In writing an appeal judgment, the same basic structure may be utilised. In an appeal judgment, the introductory sentences usually point out from which judgment or order the appeal has arisen.

Thereafter, a very brief narration of the pleadings and then very brief narration of the findings of the trial court are mentioned. The appellate judge thereafter formulates points, discusses the case and arrives at a conclusion. If the finding of the appellate judge are totally in agreement with the findings of the trial judge the appeal is dismissed.

If there is any variance between the findings of the trail court and the appellate court, the decree is suitably amended in terms of the judgment of the appellate court.

The rules such as the judgment should not be prolix or laconic, that the judgment should not be exhibition of the sentiments and feelings of the judge and the judgment should not contain matters which are not on record hold good so far as the appellate judgments are concerned also.


However, an appellate judge may have to explicitly state why he is not agreeing with the finding of the trial court, if the judgment is not a confirming judgment. It is the duty of the appellate court to point out where the trial court erred or in what respect the appellate court is disagreeing with the view of the trail court.

When a confirming judgment is pronounced by the appellate court, the appellate court need not explicitly state why it is agreeing with the finding of the trial court. That is why, essentially the appeal judgments are brief when they are confirming judgments.

When an appeal judgment is pronounced, the judge is not expected to pass remarks against the trial judge unless the trail judgment is totally perverse.

Very recently it was observed by the Supreme Court that the appellate courts including the High Courts shall refrain themselves from making disparaging remarks against the trial judgments lest the confidence of the people in the courts should be shattered.


Therefore, while a judge intends to pass a remark against the trail judge, the dictum in respect of strictures should be borne in mind. Merely because the trial judge did not take the same view as the appellate court has taken, it cannot be said that the view of the trial judge was perverse.

So long as it is possible for the court to reverse the order of the trial court without passing remarks against the trial judge, it is not desirable to comment upon the view of the trial judge. The appeal judgment should be of the same sobriety as that of the trial judgment and the sobriety does not warrant unnecessary remarks.

The appeal judgments even in civil miscellaneous appeals are far less complicated than the regular appeals.

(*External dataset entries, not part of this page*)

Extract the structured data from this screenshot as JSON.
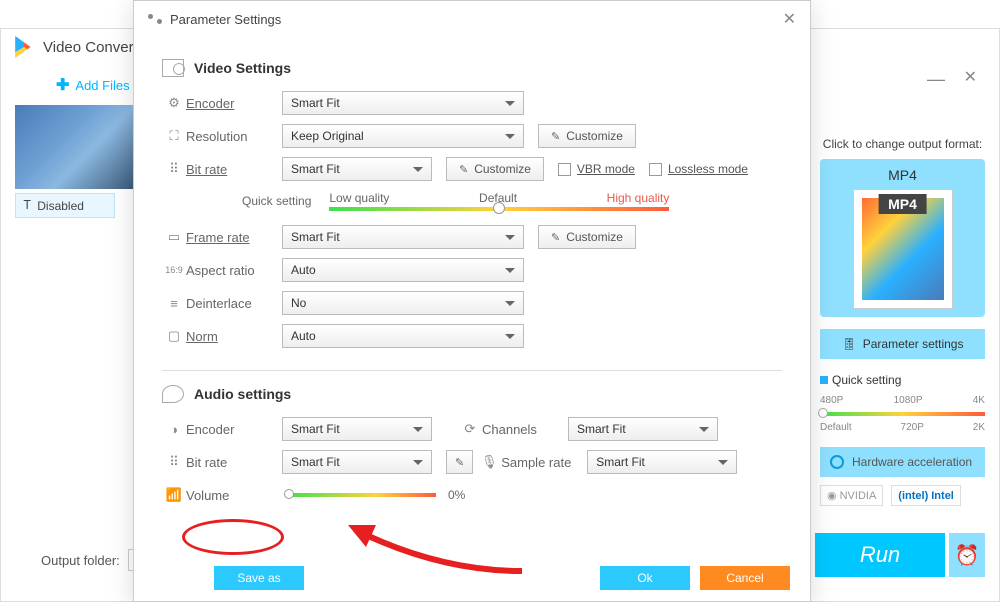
{
  "main": {
    "title": "Video Conver",
    "add_files": "Add Files",
    "disabled_tag": "Disabled",
    "output_label": "Output folder:",
    "run": "Run"
  },
  "right": {
    "change": "Click to change output format:",
    "format": "MP4",
    "mp4_badge": "MP4",
    "param_btn": "Parameter settings",
    "quick": "Quick setting",
    "marks_top": [
      "480P",
      "1080P",
      "4K"
    ],
    "marks_bottom": [
      "Default",
      "720P",
      "2K"
    ],
    "hw": "Hardware acceleration",
    "nvidia": "NVIDIA",
    "intel": "Intel"
  },
  "dlg": {
    "title": "Parameter Settings",
    "video_section": "Video Settings",
    "audio_section": "Audio settings",
    "labels": {
      "encoder": "Encoder",
      "resolution": "Resolution",
      "bitrate": "Bit rate",
      "quick_setting": "Quick setting",
      "framerate": "Frame rate",
      "aspect": "Aspect ratio",
      "deinterlace": "Deinterlace",
      "norm": "Norm",
      "channels": "Channels",
      "samplerate": "Sample rate",
      "volume": "Volume"
    },
    "values": {
      "encoder": "Smart Fit",
      "resolution": "Keep Original",
      "bitrate": "Smart Fit",
      "framerate": "Smart Fit",
      "aspect": "Auto",
      "deinterlace": "No",
      "norm": "Auto",
      "a_encoder": "Smart Fit",
      "a_bitrate": "Smart Fit",
      "channels": "Smart Fit",
      "samplerate": "Smart Fit",
      "volume_pct": "0%"
    },
    "buttons": {
      "customize": "Customize",
      "vbr": "VBR mode",
      "lossless": "Lossless mode",
      "save_as": "Save as",
      "ok": "Ok",
      "cancel": "Cancel"
    },
    "slider": {
      "low": "Low quality",
      "default": "Default",
      "high": "High quality"
    }
  }
}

Usually the point of controversy in a civil miscellaneous appeal would be very narrow. While the civil miscellaneous appeal shall be disposed of following the same rule as regular appeals, as the points of controversy are very few, the judgment in the civil miscellaneous appeal usually are short and brief.